Paul Teman, M.D., sleep physician University of Utah Health Care Sleep-Wake Center
On average, adults need 7-8 hours of sleep each night. Infants need about 16 hours of sleep, typically not continuous. Older adults may need less sleep.
What is insomnia?
• Difficulty going to sleep or staying asleep
• It is the most prevalent sleep disorder
• According to the National Center for Sleep
Disorders Research at the National Institutes of Health, about 30-40 percent of adults say they have some symptoms of insomnia within a given year and about 10-15 percent say they have chronic insomnia.
What causes insomnia?
• Increasing age
• Being female
• Medical or psychiatric disorders
• Substance use
• Shift work
• Insomnia often causes some form of daytime impairment such as fatigue, decreased mood, irritability, or cognitive impairment. People also experience problems concentrating, lack of energy and motivation, headaches, and gastrointestinal problems.
When should you see a professional and seek treatment?
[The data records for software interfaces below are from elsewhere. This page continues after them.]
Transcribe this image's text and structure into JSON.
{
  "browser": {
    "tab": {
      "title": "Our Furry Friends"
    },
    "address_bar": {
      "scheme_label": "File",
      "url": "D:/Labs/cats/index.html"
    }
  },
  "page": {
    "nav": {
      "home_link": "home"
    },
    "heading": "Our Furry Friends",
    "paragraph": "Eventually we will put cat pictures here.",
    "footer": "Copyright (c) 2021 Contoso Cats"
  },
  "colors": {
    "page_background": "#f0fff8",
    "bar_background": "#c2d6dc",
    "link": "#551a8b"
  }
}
• When symptoms are causing problems in family life or at work, preventing you from meeting daily responsibilities
• Symptoms are persistent, occurring several times a week for more than four weeks
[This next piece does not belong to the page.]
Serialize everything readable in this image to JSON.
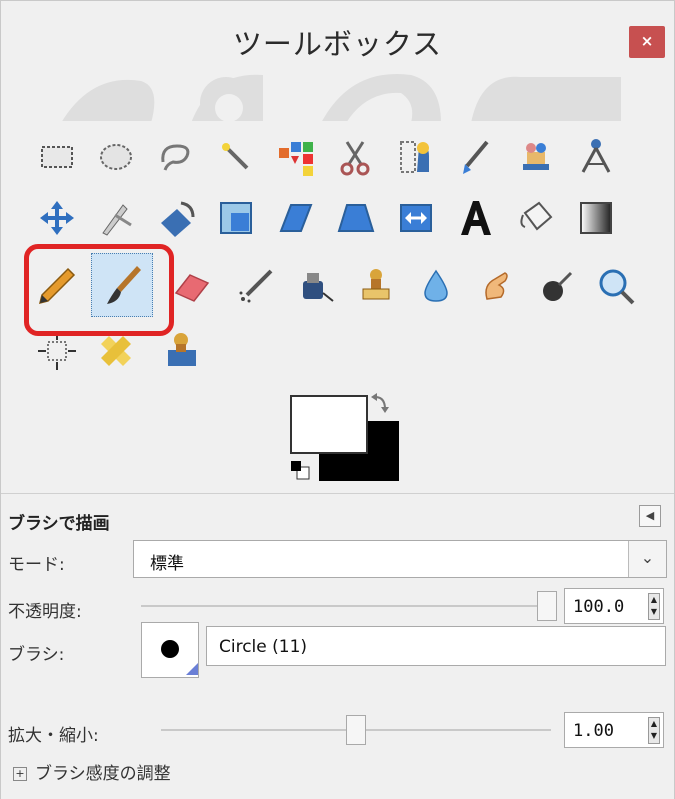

• Treat underlying causes
o Sleep apnea – If you snore, wake yourself up snoring, or are told you stop breathing in your sleep, a formal sleep evaluation may be helpful as well as a sleep study.
o Restless legs syndrome (RLS) – If you have discomfort in your legs, such as a creepy-crawly feeling associated with a need to move, which gets worse at night, get a sleep evaluation. Medications can be helpful.
o If you are sad or depressed for more than two weeks, you might have clinical depression or major depressive disorder. Talk with your doctor or a mental health provider.
• Psychological or behavioral therapy
Tips for getting a better night’s sleep
• Go to bed only when sleepy
• Maintain a regular schedule
• Avoid naps
• Eat a healthy diet and get regular exercise
• Reduce (or eliminate) stimulants such as caffeine, alcohol, and nicotine
• Have a quiet sleep environment
• Take the clock out of the bedroom (knowing the time increases the pressure to sleep)
Sleep-Wake Center’s multi disciplinary treatment team
At University Health Care’s Sleep-Wake Center, patients are evaluated by a team of physicians and clinical staff specially trained and certified in the treatment of sleep disorders. They include pulmonologists, neurologists, psychologists, and psychiatrists.
To schedule a sleep evaluation or request more information on insomnia or other sleep disorders,
call University Health Care’s Sleep-Wake Center at (801) 581-3067.